Dinner was at the popular local Battersea Creekside Bar & Grill. You know a place has great food when they bring the wrong meal and you do not notice! Or I was just very hungry.
It was supposed to be an enchilada. What I got was 3 Mexican chicken wraps and nachos. Very good and probably far less stuffing. (When we went another time I found out this was indeed their version of enchiladas- my SIL pointed out we are not anywhere near Mexico!)

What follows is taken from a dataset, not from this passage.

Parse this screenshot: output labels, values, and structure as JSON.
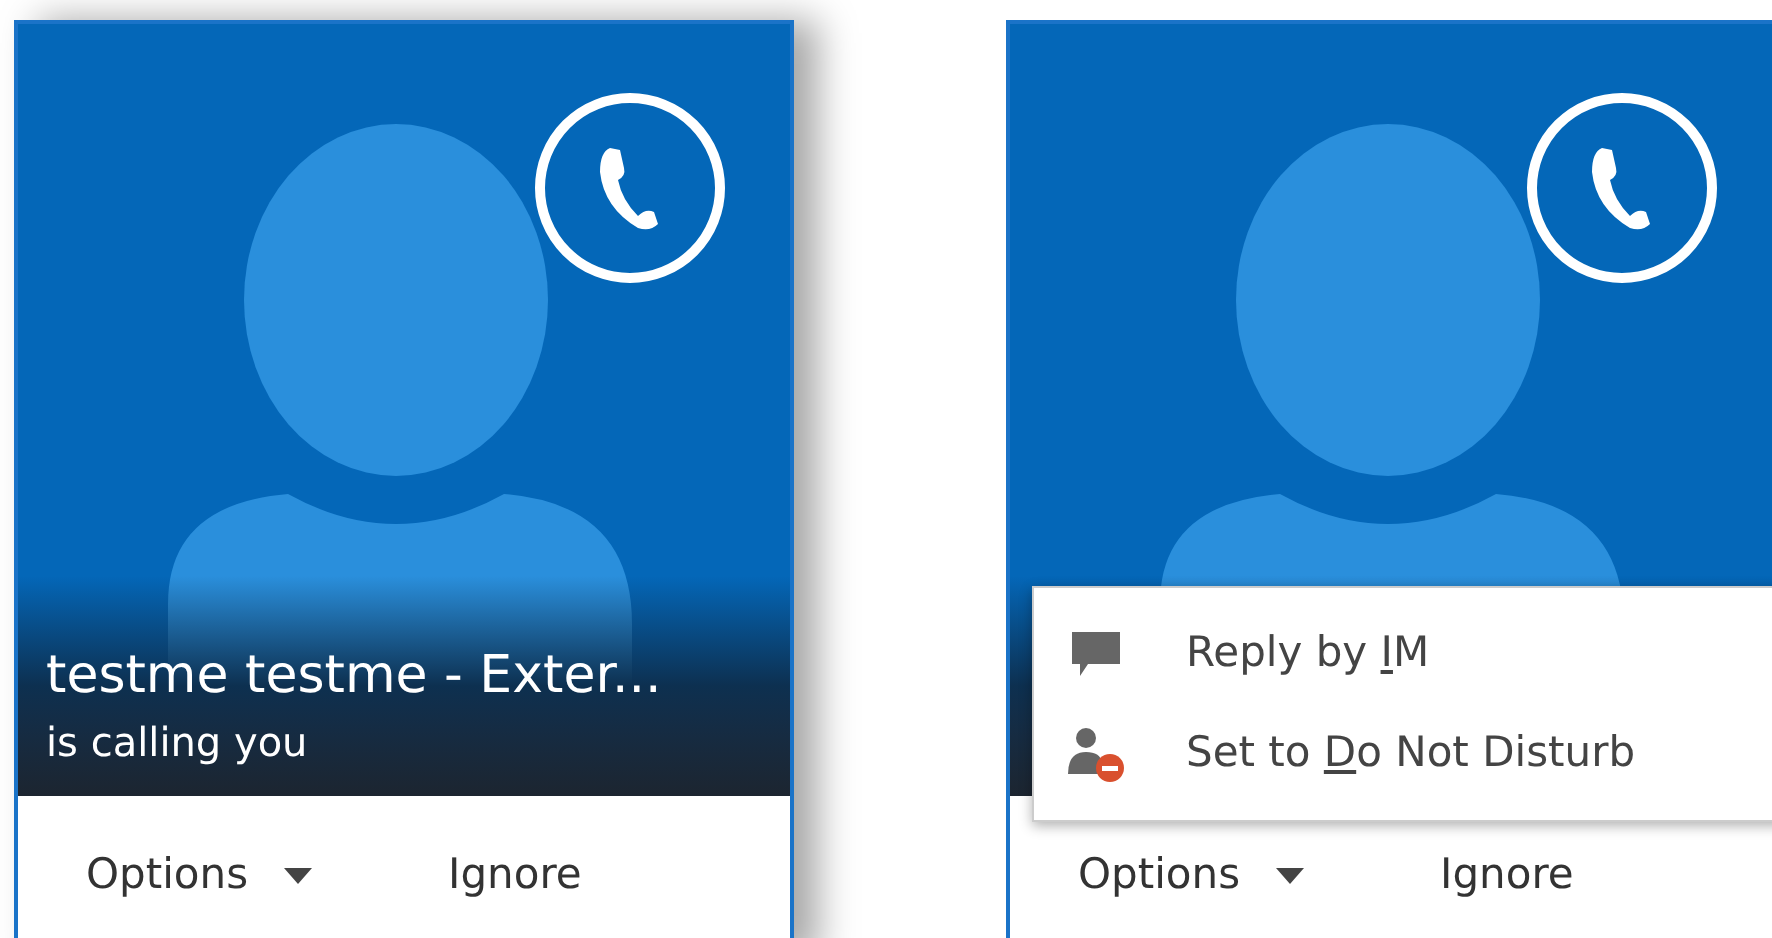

After that full day I spent the next in the country. Then another day dealing mainly with a possible hacker. They were unsuccessful. It took a good part of my day to get everything figured out to be on the safe side. Despite spending much of the day hanging out with my D at her office (I need a job like hers) I managed to put in well over the figure below. For anyone who wants to write about their adventures losing the use of a keyboard is catastrophic!
The numbers: daughter bought dinner. I hate to think how much I weight with all this eating out!2.50 coffee; 2.50 Wolfe Island Bakery apple turnover (so flaky!) 13,000 steps (this is how I manage eating out – within reason)
More numbers: 10.00 breakfast; 2.25 Sipps coffee; 2.50 Wolfe Island pretzel ( I did not even have to swim); 8.00 fresh squeaky cheese (the only kind for Poutine – which I do not eat) and Hagan-Dazs ice cream bar (I know, I know) 13,500 step – not sure how many when phone inexplicably shut down. Perhaps another 2500-3000.